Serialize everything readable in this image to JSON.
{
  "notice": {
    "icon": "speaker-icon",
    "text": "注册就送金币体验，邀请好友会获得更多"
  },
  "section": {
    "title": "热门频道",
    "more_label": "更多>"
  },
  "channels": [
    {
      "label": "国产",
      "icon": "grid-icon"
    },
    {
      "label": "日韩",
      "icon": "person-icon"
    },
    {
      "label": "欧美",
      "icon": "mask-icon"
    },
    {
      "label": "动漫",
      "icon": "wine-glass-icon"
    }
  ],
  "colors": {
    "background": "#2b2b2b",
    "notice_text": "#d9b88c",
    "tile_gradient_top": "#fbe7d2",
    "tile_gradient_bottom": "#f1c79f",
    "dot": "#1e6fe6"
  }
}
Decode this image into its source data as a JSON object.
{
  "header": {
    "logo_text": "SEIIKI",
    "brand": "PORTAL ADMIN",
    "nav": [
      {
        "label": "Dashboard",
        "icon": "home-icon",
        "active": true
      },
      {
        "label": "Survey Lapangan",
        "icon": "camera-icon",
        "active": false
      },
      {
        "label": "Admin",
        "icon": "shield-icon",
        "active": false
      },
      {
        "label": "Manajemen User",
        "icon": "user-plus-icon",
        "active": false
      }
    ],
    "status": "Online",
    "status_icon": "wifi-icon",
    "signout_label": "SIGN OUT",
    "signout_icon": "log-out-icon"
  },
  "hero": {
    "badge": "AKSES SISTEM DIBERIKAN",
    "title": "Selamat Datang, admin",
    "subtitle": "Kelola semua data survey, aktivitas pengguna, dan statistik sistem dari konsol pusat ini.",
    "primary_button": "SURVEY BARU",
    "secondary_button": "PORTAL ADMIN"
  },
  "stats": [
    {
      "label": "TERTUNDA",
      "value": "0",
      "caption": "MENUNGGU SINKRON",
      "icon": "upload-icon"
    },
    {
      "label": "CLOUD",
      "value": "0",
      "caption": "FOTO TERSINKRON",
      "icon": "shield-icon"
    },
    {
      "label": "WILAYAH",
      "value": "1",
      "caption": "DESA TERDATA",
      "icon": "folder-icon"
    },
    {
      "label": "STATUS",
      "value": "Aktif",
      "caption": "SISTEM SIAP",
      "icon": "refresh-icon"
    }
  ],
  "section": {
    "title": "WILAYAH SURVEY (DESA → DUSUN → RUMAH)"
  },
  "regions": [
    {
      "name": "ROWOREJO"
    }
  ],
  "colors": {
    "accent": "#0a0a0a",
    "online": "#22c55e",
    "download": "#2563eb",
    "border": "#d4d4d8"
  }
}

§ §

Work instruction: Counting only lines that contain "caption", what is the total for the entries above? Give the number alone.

Answer: 4